*What to work on*: Restate word for word the lines that run from the one containing "Serialize everything readable" to the last line of the data, both ends included.
========
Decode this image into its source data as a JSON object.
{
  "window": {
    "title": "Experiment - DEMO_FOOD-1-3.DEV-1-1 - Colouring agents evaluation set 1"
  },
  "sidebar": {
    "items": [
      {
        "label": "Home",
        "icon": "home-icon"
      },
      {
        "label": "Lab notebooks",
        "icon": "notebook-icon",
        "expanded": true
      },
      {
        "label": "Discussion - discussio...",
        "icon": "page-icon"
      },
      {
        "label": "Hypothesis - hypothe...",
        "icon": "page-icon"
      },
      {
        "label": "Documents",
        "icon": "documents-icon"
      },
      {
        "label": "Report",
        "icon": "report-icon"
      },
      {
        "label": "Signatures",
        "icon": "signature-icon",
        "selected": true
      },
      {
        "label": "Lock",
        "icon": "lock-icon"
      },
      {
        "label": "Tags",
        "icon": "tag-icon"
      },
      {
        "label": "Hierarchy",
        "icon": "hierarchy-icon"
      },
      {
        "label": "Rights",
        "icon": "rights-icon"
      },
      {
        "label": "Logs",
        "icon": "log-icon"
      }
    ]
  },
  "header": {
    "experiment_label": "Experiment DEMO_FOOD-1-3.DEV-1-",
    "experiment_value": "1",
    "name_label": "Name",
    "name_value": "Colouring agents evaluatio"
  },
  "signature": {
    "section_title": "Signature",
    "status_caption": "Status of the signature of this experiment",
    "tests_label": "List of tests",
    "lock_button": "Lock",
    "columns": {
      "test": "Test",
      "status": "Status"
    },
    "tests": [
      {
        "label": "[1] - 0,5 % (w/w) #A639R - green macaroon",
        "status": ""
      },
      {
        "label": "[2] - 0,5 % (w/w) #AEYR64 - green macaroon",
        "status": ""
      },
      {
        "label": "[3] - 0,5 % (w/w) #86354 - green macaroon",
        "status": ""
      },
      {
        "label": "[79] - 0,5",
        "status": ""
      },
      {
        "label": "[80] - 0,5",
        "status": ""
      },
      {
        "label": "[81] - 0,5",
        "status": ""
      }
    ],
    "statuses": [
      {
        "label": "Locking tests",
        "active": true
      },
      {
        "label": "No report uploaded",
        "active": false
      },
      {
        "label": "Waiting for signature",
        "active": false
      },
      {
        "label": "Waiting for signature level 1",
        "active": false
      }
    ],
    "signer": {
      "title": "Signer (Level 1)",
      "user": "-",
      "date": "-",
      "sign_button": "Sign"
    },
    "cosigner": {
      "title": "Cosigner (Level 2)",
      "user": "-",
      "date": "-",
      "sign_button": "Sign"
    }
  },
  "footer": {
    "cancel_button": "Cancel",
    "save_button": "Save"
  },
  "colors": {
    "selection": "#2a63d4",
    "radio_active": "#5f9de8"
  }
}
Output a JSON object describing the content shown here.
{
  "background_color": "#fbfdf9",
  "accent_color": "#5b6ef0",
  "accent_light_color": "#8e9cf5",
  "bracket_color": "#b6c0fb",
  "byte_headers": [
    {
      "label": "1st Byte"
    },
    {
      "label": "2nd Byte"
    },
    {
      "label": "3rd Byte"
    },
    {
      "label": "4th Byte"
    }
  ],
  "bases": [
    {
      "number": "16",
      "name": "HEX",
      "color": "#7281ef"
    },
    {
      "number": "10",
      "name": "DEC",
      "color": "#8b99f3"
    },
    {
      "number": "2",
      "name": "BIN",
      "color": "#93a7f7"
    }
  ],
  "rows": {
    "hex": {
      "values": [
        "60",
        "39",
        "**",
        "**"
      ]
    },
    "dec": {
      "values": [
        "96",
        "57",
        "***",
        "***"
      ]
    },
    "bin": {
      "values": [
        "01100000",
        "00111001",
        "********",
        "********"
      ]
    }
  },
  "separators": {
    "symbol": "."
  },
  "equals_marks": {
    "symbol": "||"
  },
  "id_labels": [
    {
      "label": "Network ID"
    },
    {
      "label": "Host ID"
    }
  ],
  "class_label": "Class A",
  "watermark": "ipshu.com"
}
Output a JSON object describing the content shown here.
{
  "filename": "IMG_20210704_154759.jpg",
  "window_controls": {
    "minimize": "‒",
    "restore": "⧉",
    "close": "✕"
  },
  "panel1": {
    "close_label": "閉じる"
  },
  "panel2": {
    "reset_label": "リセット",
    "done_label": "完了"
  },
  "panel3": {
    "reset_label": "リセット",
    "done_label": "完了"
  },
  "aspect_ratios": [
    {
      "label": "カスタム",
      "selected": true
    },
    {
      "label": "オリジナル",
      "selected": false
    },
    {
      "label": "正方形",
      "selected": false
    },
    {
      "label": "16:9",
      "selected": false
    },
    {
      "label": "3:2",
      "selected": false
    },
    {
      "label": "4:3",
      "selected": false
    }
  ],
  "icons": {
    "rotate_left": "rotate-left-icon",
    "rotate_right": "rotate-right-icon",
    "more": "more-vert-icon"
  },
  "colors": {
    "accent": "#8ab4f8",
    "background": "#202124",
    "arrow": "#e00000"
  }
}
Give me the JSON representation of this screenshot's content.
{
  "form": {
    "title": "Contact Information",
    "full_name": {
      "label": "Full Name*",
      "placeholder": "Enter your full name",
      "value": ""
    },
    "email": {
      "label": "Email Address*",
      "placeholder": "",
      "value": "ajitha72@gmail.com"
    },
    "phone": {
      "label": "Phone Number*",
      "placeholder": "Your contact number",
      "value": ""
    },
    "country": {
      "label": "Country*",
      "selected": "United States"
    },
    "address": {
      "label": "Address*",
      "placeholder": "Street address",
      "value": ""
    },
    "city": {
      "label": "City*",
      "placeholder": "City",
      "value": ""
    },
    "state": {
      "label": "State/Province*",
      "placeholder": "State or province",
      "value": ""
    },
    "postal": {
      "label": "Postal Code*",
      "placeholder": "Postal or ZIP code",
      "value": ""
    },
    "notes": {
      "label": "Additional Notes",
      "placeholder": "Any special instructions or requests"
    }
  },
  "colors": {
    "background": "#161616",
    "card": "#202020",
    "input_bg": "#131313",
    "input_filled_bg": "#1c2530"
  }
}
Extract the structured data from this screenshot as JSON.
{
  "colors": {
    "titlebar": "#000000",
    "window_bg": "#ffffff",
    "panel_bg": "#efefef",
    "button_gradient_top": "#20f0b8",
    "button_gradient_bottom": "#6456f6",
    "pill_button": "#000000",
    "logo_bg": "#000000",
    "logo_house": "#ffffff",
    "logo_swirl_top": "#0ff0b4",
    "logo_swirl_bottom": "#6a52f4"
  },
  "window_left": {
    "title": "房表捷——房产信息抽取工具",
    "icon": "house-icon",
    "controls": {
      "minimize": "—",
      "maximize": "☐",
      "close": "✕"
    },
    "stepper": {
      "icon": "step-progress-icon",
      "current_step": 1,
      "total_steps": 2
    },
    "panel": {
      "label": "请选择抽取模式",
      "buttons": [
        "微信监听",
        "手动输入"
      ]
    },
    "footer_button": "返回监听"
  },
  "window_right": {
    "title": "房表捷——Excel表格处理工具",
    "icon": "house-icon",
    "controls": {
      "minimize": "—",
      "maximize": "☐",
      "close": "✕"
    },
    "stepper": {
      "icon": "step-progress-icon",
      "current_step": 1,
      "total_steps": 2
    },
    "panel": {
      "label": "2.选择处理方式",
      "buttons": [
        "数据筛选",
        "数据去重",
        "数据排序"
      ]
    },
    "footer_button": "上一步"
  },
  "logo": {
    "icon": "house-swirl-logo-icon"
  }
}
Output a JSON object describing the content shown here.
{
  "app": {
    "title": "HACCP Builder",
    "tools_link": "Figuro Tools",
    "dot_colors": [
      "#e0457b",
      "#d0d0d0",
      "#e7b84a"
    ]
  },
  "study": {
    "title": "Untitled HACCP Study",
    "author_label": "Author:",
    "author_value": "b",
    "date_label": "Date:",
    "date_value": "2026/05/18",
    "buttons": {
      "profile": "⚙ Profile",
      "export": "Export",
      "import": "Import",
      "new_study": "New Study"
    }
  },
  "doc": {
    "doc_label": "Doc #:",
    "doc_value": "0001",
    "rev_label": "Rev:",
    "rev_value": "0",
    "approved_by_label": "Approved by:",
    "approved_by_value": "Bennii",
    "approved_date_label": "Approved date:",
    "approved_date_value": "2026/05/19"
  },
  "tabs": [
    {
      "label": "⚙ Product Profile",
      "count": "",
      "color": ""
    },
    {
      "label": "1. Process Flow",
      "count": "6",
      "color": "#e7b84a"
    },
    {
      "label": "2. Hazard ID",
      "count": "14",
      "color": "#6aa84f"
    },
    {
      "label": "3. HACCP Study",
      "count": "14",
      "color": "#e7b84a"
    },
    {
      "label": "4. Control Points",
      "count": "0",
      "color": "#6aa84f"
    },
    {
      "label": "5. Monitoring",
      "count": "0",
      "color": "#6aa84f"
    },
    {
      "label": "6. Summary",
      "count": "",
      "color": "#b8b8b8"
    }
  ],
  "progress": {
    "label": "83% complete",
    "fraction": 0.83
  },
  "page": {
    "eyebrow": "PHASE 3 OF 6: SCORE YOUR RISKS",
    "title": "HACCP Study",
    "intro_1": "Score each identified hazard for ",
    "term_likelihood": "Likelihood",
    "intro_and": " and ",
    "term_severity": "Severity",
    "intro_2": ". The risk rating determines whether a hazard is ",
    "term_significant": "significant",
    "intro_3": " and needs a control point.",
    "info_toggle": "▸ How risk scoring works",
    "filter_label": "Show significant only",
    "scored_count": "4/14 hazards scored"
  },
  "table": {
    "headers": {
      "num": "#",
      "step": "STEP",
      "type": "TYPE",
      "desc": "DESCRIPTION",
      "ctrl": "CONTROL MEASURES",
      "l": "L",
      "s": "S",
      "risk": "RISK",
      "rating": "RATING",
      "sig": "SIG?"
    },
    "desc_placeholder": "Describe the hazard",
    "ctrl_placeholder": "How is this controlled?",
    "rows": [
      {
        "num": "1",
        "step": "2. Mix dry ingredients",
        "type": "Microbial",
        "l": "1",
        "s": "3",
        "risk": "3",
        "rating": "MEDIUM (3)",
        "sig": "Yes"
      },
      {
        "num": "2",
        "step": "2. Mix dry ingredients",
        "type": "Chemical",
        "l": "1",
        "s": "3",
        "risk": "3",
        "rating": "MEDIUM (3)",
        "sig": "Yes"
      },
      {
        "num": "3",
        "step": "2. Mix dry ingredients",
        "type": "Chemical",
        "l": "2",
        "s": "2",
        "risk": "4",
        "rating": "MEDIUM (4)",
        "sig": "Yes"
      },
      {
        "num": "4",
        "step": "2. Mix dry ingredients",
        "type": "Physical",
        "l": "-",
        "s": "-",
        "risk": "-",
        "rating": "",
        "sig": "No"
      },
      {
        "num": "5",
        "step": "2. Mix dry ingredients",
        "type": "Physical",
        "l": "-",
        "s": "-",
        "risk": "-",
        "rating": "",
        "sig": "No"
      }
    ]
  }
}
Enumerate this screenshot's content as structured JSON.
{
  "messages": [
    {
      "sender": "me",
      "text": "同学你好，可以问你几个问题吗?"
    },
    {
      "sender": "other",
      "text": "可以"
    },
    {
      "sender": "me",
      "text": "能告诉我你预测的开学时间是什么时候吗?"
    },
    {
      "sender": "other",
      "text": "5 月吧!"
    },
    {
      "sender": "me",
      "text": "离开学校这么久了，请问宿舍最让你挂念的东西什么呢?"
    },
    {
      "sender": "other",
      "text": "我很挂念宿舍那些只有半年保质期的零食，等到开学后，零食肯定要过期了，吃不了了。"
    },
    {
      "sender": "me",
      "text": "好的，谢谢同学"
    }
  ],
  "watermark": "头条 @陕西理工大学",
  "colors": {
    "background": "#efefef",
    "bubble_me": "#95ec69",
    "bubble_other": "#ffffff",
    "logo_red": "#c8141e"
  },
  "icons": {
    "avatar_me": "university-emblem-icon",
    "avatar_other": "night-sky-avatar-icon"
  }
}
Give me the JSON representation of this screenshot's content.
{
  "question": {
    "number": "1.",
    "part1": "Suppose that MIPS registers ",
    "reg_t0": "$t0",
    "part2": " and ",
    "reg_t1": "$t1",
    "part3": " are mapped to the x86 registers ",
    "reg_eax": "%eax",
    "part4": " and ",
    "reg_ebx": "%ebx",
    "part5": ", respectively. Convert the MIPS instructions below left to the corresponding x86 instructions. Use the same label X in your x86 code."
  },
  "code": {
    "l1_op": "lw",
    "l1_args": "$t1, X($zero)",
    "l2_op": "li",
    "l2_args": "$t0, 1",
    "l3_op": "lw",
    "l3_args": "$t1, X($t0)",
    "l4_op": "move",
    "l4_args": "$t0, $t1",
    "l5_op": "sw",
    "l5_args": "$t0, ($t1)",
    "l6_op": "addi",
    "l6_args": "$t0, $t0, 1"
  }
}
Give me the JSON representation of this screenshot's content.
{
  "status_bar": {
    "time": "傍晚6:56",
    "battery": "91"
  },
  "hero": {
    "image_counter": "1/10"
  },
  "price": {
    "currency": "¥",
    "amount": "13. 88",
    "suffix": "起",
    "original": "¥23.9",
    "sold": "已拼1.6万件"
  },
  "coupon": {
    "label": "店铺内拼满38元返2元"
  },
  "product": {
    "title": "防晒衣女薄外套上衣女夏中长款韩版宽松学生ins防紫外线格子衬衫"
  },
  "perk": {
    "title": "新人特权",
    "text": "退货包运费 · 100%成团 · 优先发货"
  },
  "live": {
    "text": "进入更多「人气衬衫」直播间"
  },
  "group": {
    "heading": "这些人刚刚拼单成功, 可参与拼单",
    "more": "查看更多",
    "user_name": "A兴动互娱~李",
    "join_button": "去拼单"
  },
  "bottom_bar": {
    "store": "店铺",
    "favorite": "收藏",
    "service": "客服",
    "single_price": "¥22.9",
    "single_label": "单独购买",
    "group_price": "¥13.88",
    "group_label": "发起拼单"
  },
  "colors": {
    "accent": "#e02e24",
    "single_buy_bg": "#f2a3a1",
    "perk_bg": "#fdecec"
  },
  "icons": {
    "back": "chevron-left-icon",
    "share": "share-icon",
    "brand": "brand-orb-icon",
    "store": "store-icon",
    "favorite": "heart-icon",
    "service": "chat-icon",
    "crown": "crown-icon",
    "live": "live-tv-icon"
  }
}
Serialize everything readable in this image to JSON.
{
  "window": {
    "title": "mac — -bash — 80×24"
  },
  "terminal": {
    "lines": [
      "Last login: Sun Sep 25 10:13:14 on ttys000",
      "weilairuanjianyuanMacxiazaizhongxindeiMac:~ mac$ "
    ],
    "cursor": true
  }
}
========
*Answer to the problem*:
Serialize everything readable in this image to JSON.
{
  "window": {
    "title": "mac — -bash — 80×24"
  },
  "terminal": {
    "lines": [
      "Last login: Sun Sep 25 10:13:14 on ttys000",
      "weilairuanjianyuanMacxiazaizhongxindeiMac:~ mac$ "
    ],
    "cursor": true
  }
}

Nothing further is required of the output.